Find all lines in the listing that include the word "name", then copy them.

## Data for this exercise
● ● ● ● ●

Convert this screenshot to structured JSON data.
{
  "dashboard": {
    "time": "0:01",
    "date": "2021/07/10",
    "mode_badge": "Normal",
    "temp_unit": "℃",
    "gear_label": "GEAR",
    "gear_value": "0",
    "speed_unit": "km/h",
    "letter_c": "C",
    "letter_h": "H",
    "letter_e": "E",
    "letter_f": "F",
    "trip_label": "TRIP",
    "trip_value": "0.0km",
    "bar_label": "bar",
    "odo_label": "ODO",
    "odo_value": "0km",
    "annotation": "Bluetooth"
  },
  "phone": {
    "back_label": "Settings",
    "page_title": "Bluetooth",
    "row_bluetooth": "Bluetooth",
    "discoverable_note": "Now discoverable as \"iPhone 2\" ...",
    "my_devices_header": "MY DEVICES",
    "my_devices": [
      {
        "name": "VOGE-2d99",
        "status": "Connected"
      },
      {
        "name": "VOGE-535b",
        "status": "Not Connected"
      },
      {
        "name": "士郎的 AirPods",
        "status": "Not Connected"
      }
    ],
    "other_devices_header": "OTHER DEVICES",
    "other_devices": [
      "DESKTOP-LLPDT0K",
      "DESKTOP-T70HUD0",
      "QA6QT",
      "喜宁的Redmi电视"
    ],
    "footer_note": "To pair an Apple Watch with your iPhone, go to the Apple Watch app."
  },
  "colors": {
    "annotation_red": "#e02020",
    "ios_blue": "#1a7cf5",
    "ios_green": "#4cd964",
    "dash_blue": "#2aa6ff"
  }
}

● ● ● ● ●

## Expected answer
        "name": "VOGE-2d99",
        "name": "VOGE-535b",
        "name": "士郎的 AirPods",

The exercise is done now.